### Action item
Restate all of the data precisely, omitting nothing.

Dataset excerpts:
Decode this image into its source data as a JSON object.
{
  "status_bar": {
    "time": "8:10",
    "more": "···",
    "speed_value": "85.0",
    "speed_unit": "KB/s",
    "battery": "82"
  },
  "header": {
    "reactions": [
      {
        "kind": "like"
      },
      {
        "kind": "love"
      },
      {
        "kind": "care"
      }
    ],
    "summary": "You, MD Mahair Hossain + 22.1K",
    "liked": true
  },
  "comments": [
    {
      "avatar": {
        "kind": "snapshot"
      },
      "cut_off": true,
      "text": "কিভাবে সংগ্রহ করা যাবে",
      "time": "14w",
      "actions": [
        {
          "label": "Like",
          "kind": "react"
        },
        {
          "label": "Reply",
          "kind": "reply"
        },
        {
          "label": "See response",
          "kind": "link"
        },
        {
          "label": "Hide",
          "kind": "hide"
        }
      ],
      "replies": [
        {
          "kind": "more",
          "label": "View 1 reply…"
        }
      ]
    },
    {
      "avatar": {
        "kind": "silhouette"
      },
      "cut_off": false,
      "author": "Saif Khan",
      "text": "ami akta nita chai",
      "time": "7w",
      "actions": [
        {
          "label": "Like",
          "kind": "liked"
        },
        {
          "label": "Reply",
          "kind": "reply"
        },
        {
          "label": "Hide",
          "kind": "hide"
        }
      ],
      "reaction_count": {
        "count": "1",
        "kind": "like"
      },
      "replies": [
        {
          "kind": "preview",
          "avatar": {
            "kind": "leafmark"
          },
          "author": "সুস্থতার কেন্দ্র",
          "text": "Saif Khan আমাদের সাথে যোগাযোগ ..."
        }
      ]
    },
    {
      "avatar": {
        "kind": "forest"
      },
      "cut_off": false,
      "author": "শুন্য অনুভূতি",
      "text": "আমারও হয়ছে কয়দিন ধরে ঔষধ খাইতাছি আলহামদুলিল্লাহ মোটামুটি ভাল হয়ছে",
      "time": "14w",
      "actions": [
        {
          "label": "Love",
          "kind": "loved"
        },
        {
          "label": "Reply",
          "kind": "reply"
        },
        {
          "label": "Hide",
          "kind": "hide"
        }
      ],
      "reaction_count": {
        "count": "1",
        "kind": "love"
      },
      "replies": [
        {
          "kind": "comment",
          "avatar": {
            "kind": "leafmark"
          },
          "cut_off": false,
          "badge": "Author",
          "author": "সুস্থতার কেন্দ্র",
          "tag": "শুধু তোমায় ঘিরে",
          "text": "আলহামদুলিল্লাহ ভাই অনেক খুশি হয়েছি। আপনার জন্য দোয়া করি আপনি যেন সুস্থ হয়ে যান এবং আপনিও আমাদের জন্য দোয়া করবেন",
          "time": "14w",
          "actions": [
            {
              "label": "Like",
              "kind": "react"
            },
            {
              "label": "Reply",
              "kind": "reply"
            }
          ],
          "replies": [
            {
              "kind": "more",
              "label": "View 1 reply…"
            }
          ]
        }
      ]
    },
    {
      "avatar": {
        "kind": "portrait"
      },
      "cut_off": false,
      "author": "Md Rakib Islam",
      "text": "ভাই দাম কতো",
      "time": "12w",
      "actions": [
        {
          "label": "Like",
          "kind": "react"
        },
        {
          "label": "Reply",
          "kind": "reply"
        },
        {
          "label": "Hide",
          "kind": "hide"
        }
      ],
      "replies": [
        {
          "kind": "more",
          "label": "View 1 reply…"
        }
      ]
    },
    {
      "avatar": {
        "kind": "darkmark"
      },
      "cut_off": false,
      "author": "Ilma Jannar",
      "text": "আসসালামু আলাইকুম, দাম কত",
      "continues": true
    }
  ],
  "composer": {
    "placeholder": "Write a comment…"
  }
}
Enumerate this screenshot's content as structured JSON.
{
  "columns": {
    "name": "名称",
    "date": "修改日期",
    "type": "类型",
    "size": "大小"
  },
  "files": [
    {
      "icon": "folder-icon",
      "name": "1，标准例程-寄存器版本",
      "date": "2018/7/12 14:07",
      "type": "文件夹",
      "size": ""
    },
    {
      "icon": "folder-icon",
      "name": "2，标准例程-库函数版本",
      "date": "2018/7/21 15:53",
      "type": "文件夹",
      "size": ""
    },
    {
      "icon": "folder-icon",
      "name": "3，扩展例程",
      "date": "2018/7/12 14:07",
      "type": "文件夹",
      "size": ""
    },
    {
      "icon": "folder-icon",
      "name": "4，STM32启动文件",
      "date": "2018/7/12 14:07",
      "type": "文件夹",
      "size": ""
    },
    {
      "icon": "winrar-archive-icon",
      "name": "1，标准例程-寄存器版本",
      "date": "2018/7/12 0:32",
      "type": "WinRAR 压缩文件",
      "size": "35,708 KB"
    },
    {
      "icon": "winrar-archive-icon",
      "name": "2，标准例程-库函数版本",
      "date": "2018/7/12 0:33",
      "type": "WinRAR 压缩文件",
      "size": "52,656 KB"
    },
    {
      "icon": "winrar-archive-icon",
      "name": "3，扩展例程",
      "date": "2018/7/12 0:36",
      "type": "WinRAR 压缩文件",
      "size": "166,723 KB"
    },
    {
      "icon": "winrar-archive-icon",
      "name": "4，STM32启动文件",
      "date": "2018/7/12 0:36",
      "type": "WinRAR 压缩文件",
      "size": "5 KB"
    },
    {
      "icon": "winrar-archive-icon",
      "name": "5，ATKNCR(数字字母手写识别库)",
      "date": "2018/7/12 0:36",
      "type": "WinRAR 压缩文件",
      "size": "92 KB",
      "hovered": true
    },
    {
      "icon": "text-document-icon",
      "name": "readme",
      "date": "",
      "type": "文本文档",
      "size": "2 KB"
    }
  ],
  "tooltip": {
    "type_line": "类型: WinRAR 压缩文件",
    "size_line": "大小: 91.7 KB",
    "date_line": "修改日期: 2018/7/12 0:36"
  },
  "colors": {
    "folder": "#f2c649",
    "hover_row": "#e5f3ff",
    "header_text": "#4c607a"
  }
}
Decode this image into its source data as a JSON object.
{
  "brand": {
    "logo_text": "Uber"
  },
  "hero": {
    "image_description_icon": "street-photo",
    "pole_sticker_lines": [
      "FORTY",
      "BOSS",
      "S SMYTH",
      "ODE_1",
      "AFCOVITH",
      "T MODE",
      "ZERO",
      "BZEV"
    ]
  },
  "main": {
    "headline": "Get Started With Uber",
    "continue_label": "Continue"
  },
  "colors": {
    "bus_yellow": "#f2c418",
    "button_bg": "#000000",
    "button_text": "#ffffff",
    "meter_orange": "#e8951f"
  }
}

### Answer space
Decode this image into its source data as a JSON object.
{
  "status_bar": {
    "time": "8:10",
    "more": "···",
    "speed_value": "85.0",
    "speed_unit": "KB/s",
    "battery": "82"
  },
  "header": {
    "reactions": [
      {
        "kind": "like"
      },
      {
        "kind": "love"
      },
      {
        "kind": "care"
      }
    ],
    "summary": "You, MD Mahair Hossain + 22.1K",
    "liked": true
  },
  "comments": [
    {
      "avatar": {
        "kind": "snapshot"
      },
      "cut_off": true,
      "text": "কিভাবে সংগ্রহ করা যাবে",
      "time": "14w",
      "actions": [
        {
          "label": "Like",
          "kind": "react"
        },
        {
          "label": "Reply",
          "kind": "reply"
        },
        {
          "label": "See response",
          "kind": "link"
        },
        {
          "label": "Hide",
          "kind": "hide"
        }
      ],
      "replies": [
        {
          "kind": "more",
          "label": "View 1 reply…"
        }
      ]
    },
    {
      "avatar": {
        "kind": "silhouette"
      },
      "cut_off": false,
      "author": "Saif Khan",
      "text": "ami akta nita chai",
      "time": "7w",
      "actions": [
        {
          "label": "Like",
          "kind": "liked"
        },
        {
          "label": "Reply",
          "kind": "reply"
        },
        {
          "label": "Hide",
          "kind": "hide"
        }
      ],
      "reaction_count": {
        "count": "1",
        "kind": "like"
      },
      "replies": [
        {
          "kind": "preview",
          "avatar": {
            "kind": "leafmark"
          },
          "author": "সুস্থতার কেন্দ্র",
          "text": "Saif Khan আমাদের সাথে যোগাযোগ ..."
        }
      ]
    },
    {
      "avatar": {
        "kind": "forest"
      },
      "cut_off": false,
      "author": "শুন্য অনুভূতি",
      "text": "আমারও হয়ছে কয়দিন ধরে ঔষধ খাইতাছি আলহামদুলিল্লাহ মোটামুটি ভাল হয়ছে",
      "time": "14w",
      "actions": [
        {
          "label": "Love",
          "kind": "loved"
        },
        {
          "label": "Reply",
          "kind": "reply"
        },
        {
          "label": "Hide",
          "kind": "hide"
        }
      ],
      "reaction_count": {
        "count": "1",
        "kind": "love"
      },
      "replies": [
        {
          "kind": "comment",
          "avatar": {
            "kind": "leafmark"
          },
          "cut_off": false,
          "badge": "Author",
          "author": "সুস্থতার কেন্দ্র",
          "tag": "শুধু তোমায় ঘিরে",
          "text": "আলহামদুলিল্লাহ ভাই অনেক খুশি হয়েছি। আপনার জন্য দোয়া করি আপনি যেন সুস্থ হয়ে যান এবং আপনিও আমাদের জন্য দোয়া করবেন",
          "time": "14w",
          "actions": [
            {
              "label": "Like",
              "kind": "react"
            },
            {
              "label": "Reply",
              "kind": "reply"
            }
          ],
          "replies": [
            {
              "kind": "more",
              "label": "View 1 reply…"
            }
          ]
        }
      ]
    },
    {
      "avatar": {
        "kind": "portrait"
      },
      "cut_off": false,
      "author": "Md Rakib Islam",
      "text": "ভাই দাম কতো",
      "time": "12w",
      "actions": [
        {
          "label": "Like",
          "kind": "react"
        },
        {
          "label": "Reply",
          "kind": "reply"
        },
        {
          "label": "Hide",
          "kind": "hide"
        }
      ],
      "replies": [
        {
          "kind": "more",
          "label": "View 1 reply…"
        }
      ]
    },
    {
      "avatar": {
        "kind": "darkmark"
      },
      "cut_off": false,
      "author": "Ilma Jannar",
      "text": "আসসালামু আলাইকুম, দাম কত",
      "continues": true
    }
  ],
  "composer": {
    "placeholder": "Write a comment…"
  }
}
Enumerate this screenshot's content as structured JSON.
{
  "columns": {
    "name": "名称",
    "date": "修改日期",
    "type": "类型",
    "size": "大小"
  },
  "files": [
    {
      "icon": "folder-icon",
      "name": "1，标准例程-寄存器版本",
      "date": "2018/7/12 14:07",
      "type": "文件夹",
      "size": ""
    },
    {
      "icon": "folder-icon",
      "name": "2，标准例程-库函数版本",
      "date": "2018/7/21 15:53",
      "type": "文件夹",
      "size": ""
    },
    {
      "icon": "folder-icon",
      "name": "3，扩展例程",
      "date": "2018/7/12 14:07",
      "type": "文件夹",
      "size": ""
    },
    {
      "icon": "folder-icon",
      "name": "4，STM32启动文件",
      "date": "2018/7/12 14:07",
      "type": "文件夹",
      "size": ""
    },
    {
      "icon": "winrar-archive-icon",
      "name": "1，标准例程-寄存器版本",
      "date": "2018/7/12 0:32",
      "type": "WinRAR 压缩文件",
      "size": "35,708 KB"
    },
    {
      "icon": "winrar-archive-icon",
      "name": "2，标准例程-库函数版本",
      "date": "2018/7/12 0:33",
      "type": "WinRAR 压缩文件",
      "size": "52,656 KB"
    },
    {
      "icon": "winrar-archive-icon",
      "name": "3，扩展例程",
      "date": "2018/7/12 0:36",
      "type": "WinRAR 压缩文件",
      "size": "166,723 KB"
    },
    {
      "icon": "winrar-archive-icon",
      "name": "4，STM32启动文件",
      "date": "2018/7/12 0:36",
      "type": "WinRAR 压缩文件",
      "size": "5 KB"
    },
    {
      "icon": "winrar-archive-icon",
      "name": "5，ATKNCR(数字字母手写识别库)",
      "date": "2018/7/12 0:36",
      "type": "WinRAR 压缩文件",
      "size": "92 KB",
      "hovered": true
    },
    {
      "icon": "text-document-icon",
      "name": "readme",
      "date": "",
      "type": "文本文档",
      "size": "2 KB"
    }
  ],
  "tooltip": {
    "type_line": "类型: WinRAR 压缩文件",
    "size_line": "大小: 91.7 KB",
    "date_line": "修改日期: 2018/7/12 0:36"
  },
  "colors": {
    "folder": "#f2c649",
    "hover_row": "#e5f3ff",
    "header_text": "#4c607a"
  }
}
Decode this image into its source data as a JSON object.
{
  "brand": {
    "logo_text": "Uber"
  },
  "hero": {
    "image_description_icon": "street-photo",
    "pole_sticker_lines": [
      "FORTY",
      "BOSS",
      "S SMYTH",
      "ODE_1",
      "AFCOVITH",
      "T MODE",
      "ZERO",
      "BZEV"
    ]
  },
  "main": {
    "headline": "Get Started With Uber",
    "continue_label": "Continue"
  },
  "colors": {
    "bus_yellow": "#f2c418",
    "button_bg": "#000000",
    "button_text": "#ffffff",
    "meter_orange": "#e8951f"
  }
}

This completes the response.